We received your response letter on December 29, 2014 concerning our investigator’s observations noted on the Form FDA 483 (FDA 483), List of Inspectional Observations that was issued to your firm. We address this response below, in relation to each of the noted violations. These violations include, but are not limited to, the following:
 
Seafood HACCP
 
1.    You must conduct or have conducted for you a hazard analysis for each kind of fish and fishery product that you produce to determine whether there are food safety hazards that are reasonably likely to occur and you must have and implement a written HACCP plan to control any food safety hazards that are reasonably likely to occur, to comply with 21 CFR 123.6(a), and (b).   However, your firm does not have a HACCP plan for Dried Whole Shrimp and Dried Jumbo Shrimp that you repack, to control the food safety hazard of undeclared sulfites. The label on the original bulk containers of the products states the products contain added sulfites.
 
We reviewed your firm’s response and conclude that it is not adequate. Your response included a document identified as a HACCP plan. However, the document does not clearly define the necessary CCPs, critical limits, monitoring procedures, corrective actions, and verification procedures.  In addition, you claim to have relabeled the products that lacked the proper sulfite declaration with a sticker until you can obtain new labels. However, no copies of the relabeled items or of the proposed new label were provided. Lastly, you have not provided evidence of training your employees on the new HACCP procedures. Guidance on controlling food intolerance substances and major food allergens can be found in the FDA Fish and Fishery Products Hazards and Controls Guidance, Fourth Edition, Chapter 19, Control Strategies 7 & 8. 
 
2.    You must maintain sanitation control records that, at a minimum, document monitoring and corrections set out in 21 CFR 123.11(b), to comply with 21 CFR 123.11(c). However, your firm does not maintain sanitation monitoring records for the safety of the water that comes into contact with food or food contact surfaces; condition and cleanliness of food contact surfaces, including utensils, gloves, and outer garments; prevention of cross-contamination from insanitary objects to food, food packaging material, and other food contact surfaces; maintenance of hand washing, hand sanitizing, and toilet facilities; protection of food, food packaging material, and food contact surfaces from adulteration; proper labeling, storage, and use of toxic compounds; control of employee health conditions; and exclusion of pests from the plant, as required for the processing of Dried Shrimp products.
 
We reviewed your firm’s response and conclude that it is not adequate. Your response states you will maintain these records. However, you have not provided evidence that you are currently maintaining the required records and you have not provided evidence that you have trained the responsible employee(s) on the monitoring and recordkeeping procedures.
 
Current Good Manufacturing Practices
 
1.    Food contact surfaces are not corrosion resistant and are not designed to withstand the environment of their intended use, withstand the action of food, and withstand cleaning compounds and sanitizing agents, as required by 21 CFR 110.40(a).
 
Specifically, a (b)(4) brand portable mixer (b)(4) is used for applying flavoring to snack products such as dried mango, pistachios, and roasted peanuts. This cement style mixer is not suitable for food processing as evidenced by the following:

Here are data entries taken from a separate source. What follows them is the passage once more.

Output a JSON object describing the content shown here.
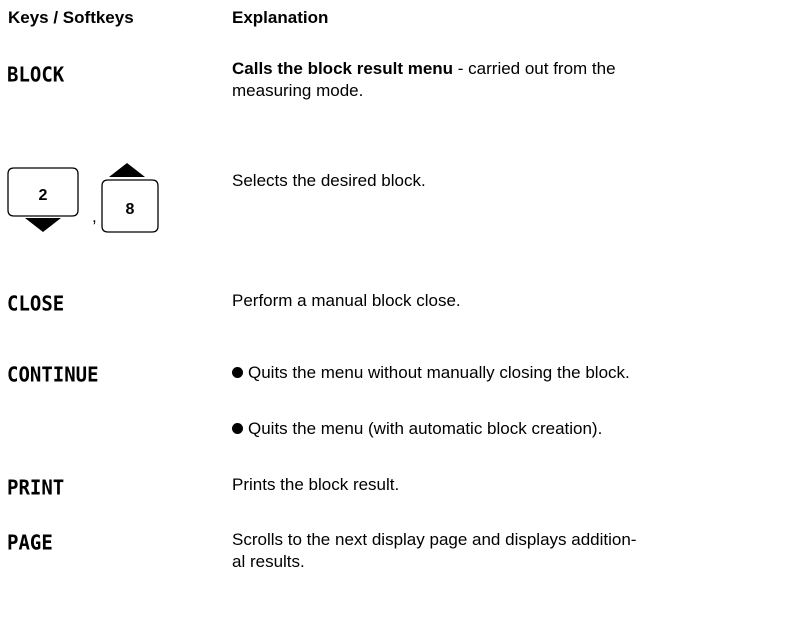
{
  "header": {
    "keys_label": "Keys / Softkeys",
    "explanation_label": "Explanation"
  },
  "rows": [
    {
      "key": "BLOCK",
      "explanation_bold": "Calls the block result menu",
      "explanation_rest": " - carried out from the",
      "explanation_line2": "measuring mode."
    },
    {
      "key_caps": [
        "2",
        "8"
      ],
      "key_separator": ",",
      "explanation": "Selects the desired block."
    },
    {
      "key": "CLOSE",
      "explanation": "Perform a manual block close."
    },
    {
      "key": "CONTINUE",
      "bullets": [
        "Quits the menu without manually closing the block.",
        "Quits the menu (with automatic block creation)."
      ]
    },
    {
      "key": "PRINT",
      "explanation": "Prints the block result."
    },
    {
      "key": "PAGE",
      "explanation_line1": "Scrolls to the next display page and displays addition-",
      "explanation_line2": "al results."
    }
  ]
}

  • The three metal blades inside the mixer are missing paint (about 1/5th of the length of each approximately 3" x 24" blade).

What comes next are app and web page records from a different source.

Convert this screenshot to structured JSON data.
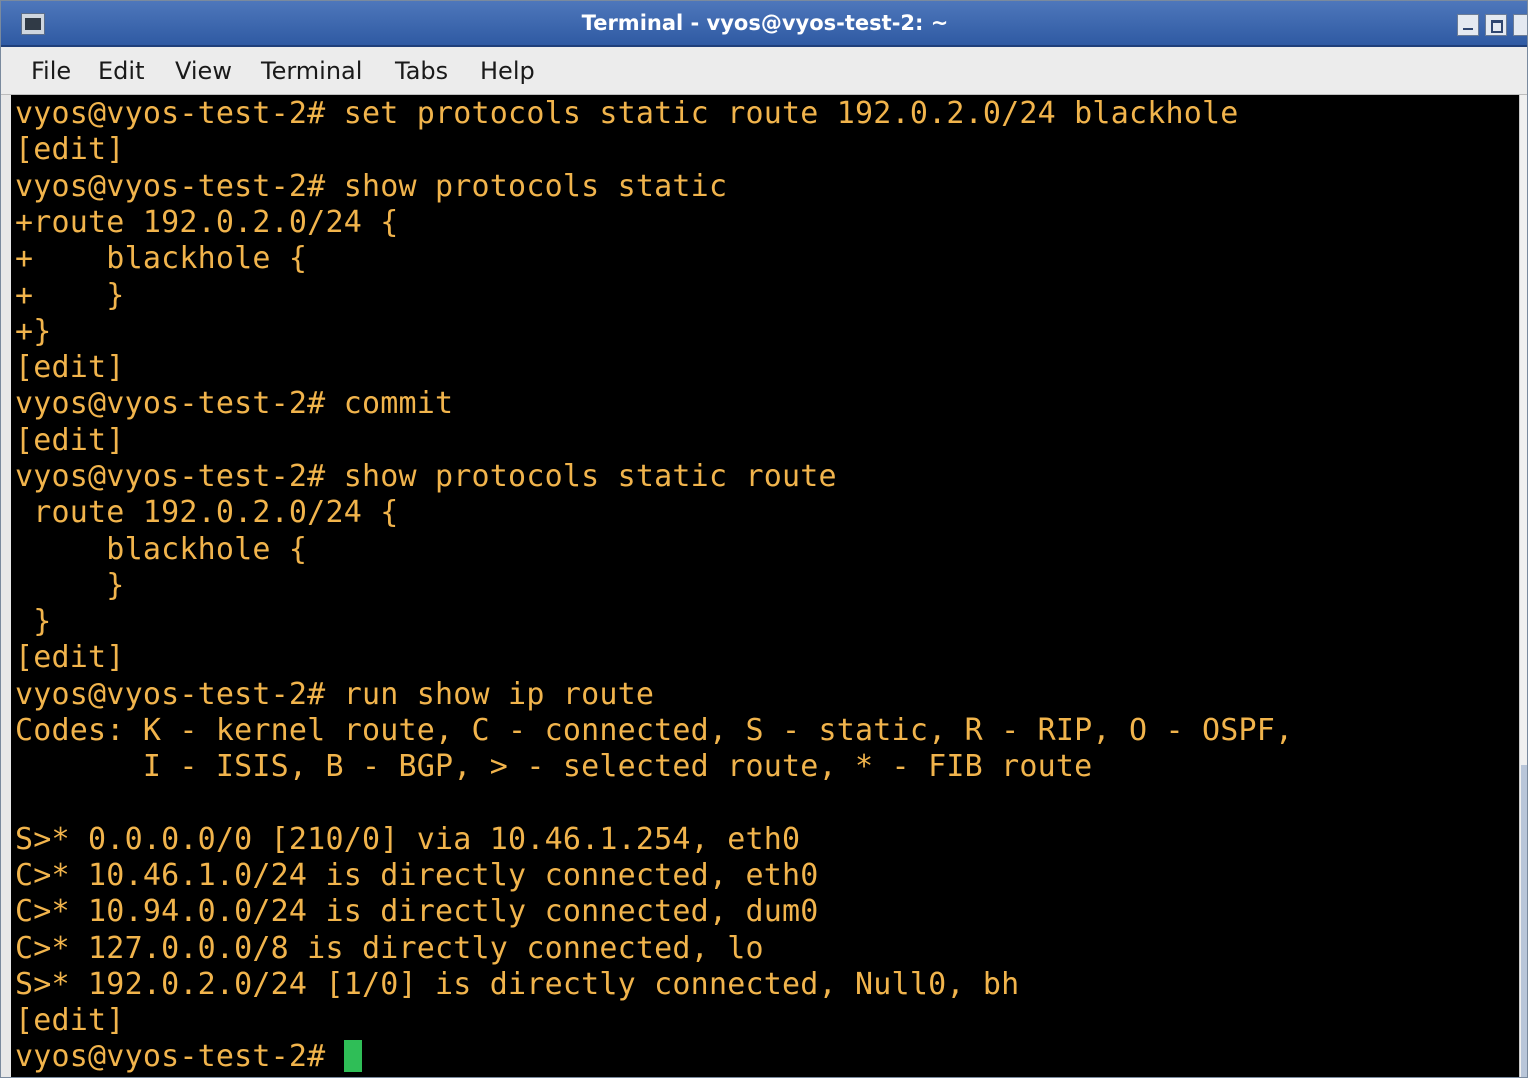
{
  "window": {
    "title": "Terminal - vyos@vyos-test-2: ~",
    "buttons": [
      "minimize",
      "maximize",
      "close"
    ]
  },
  "menu": [
    "File",
    "Edit",
    "View",
    "Terminal",
    "Tabs",
    "Help"
  ],
  "terminal": {
    "text_color": "#f1b44c",
    "background": "#000000",
    "cursor_color": "#2fbe57",
    "lines": [
      "vyos@vyos-test-2# set protocols static route 192.0.2.0/24 blackhole",
      "[edit]",
      "vyos@vyos-test-2# show protocols static",
      "+route 192.0.2.0/24 {",
      "+    blackhole {",
      "+    }",
      "+}",
      "[edit]",
      "vyos@vyos-test-2# commit",
      "[edit]",
      "vyos@vyos-test-2# show protocols static route",
      " route 192.0.2.0/24 {",
      "     blackhole {",
      "     }",
      " }",
      "[edit]",
      "vyos@vyos-test-2# run show ip route",
      "Codes: K - kernel route, C - connected, S - static, R - RIP, O - OSPF,",
      "       I - ISIS, B - BGP, > - selected route, * - FIB route",
      "",
      "S>* 0.0.0.0/0 [210/0] via 10.46.1.254, eth0",
      "C>* 10.46.1.0/24 is directly connected, eth0",
      "C>* 10.94.0.0/24 is directly connected, dum0",
      "C>* 127.0.0.0/8 is directly connected, lo",
      "S>* 192.0.2.0/24 [1/0] is directly connected, Null0, bh",
      "[edit]"
    ],
    "prompt": "vyos@vyos-test-2# "
  }
}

  • The metal blades have what appears to be an accumulation of rust.
  • The metal blades are attached to the plastic drum with bolts that are not welded or otherwise fastened to prevent them from falling into the product.
  • The junction between the blades and the barrel is not smoothly bonded to allow adequate cleaning where the blade is attached to the drum.

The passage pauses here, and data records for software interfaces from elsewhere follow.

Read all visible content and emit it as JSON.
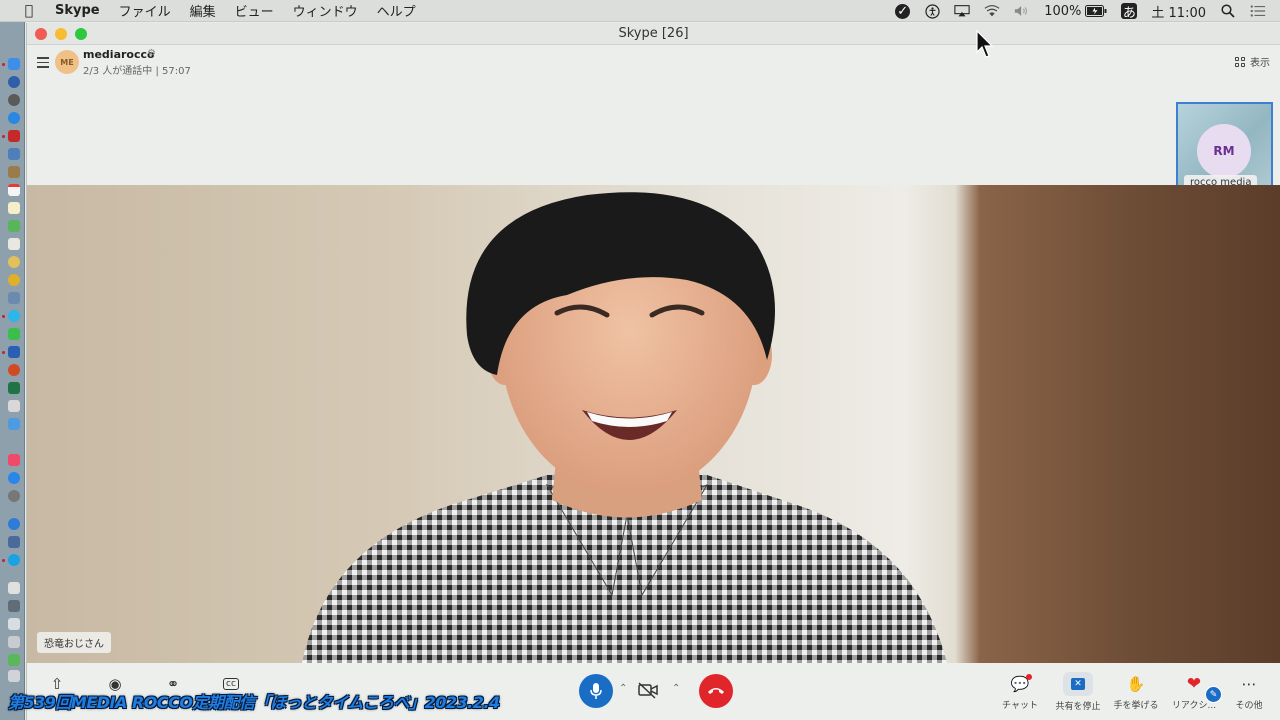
{
  "menubar": {
    "app_name": "Skype",
    "menus": [
      "ファイル",
      "編集",
      "ビュー",
      "ウィンドウ",
      "ヘルプ"
    ],
    "battery": "100%",
    "ime": "あ",
    "clock": "土 11:00"
  },
  "window": {
    "title": "Skype [26]"
  },
  "call": {
    "group_avatar_initials": "ME",
    "group_name": "mediarocco",
    "status": "2/3 人が通話中 | 57:07",
    "view_label": "表示"
  },
  "participant": {
    "initials": "RM",
    "name": "rocco media"
  },
  "speaker": {
    "name": "恐竜おじさん"
  },
  "controls": {
    "chat_label": "チャット",
    "share_stop_label": "共有を停止",
    "raise_hand_label": "手を挙げる",
    "reaction_label": "リアクシ...",
    "more_label": "その他"
  },
  "overlay": {
    "caption": "第539回MEDIA ROCCO定期配信「ほっとタイムころべ」2023.2.4"
  },
  "colors": {
    "accent": "#1a6dc4",
    "end_call": "#e0252b",
    "caption": "#1f7ce0"
  }
}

  • The interior surface of the mixing barrel is scratched, discolored, and not easy to clean.
 
The adequacy of your firm’s response cannot be determined at this time. You state that you have purchased a new food grade mixer, to be delivered by 12/24/14. However, you have not provided evidence of this purchase.
 
[(b)(3)]
 
The above violations are not intended to be an all-inclusive list of violations in your plant. Other violations can subject your food products to legal action. It is your responsibility to ensure that all of your products are in compliance with all requirements of the Act and federal regulations.
 
You should take prompt action to correct the violations cited in this letter. Failure to implement lasting corrective action on violations may result in regulatory action being initiated by FDA without further notice. For example, we may take further action to seize your products and/or enjoin your firm from operating.
 
We request that you notify this office in writing within 15 working days from your receipt of this letter of the current status of your corrective actions and the specific steps you have taken to correct the noted violations. In your response, include documentation of your corrective actions or steps towards long term corrective actions. If you cannot complete all corrections before you respond, we expect that you will explain the reason for your delay and please include a timetable for the implementation of any remaining corrections.
 
Please send your reply to the Food and Drug Administration, Attention: 
 
CAPT Dan Cline, Acting Director
Compliance Branch
Los Angeles District
19701 Fairchild
Irvine, CA, 92612-2506
 
Section 743 of the Act (21 U.S.C. 379j-31) authorizes FDA to assess and collect fees to cover FDA’s costs for certain activities, including re-inspection-related costs. A re-inspection is one or more inspections conducted subsequent to an inspection that identified noncompliance materially related to a food safety requirement of the Act, specifically to determine whether compliance has been achieved. Re-inspection-related costs means all expenses, including administrative expenses, incurred in connection with FDA’s arranging, conducting, and evaluating the results of the re-inspection and assessing and collecting the re-inspection fees (21 U.S.C. 379j-31(a)(2)(B)).
 
For a domestic facility, FDA will assess and collect fees for re-inspection-related costs from the responsible party for the domestic facility. The inspection noted in this letter identified noncompliance materially related to a food safety requirement of the Act. Accordingly, FDA may assess fees to cover any re-inspection-related costs.
 
 
If you have questions regarding any issues in this letter, please contact David Whitman, Compliance Officer at (619)-941-3769.
 
 
Sincerely,
/S/                                                                              
Alonza E. Cruse, Director
Los Angeles District
 
 
cc:
James D. McKinnon
SDP Marketing and Distribution, Inc
PO Box 2821
Escondido, CA 92033
 
Harlan Loui, Acting Chief
California Department of Public Health
Food and Drug Branch
1500 Capitol Avenue, MS-7602
Sacramento, California 95899-7413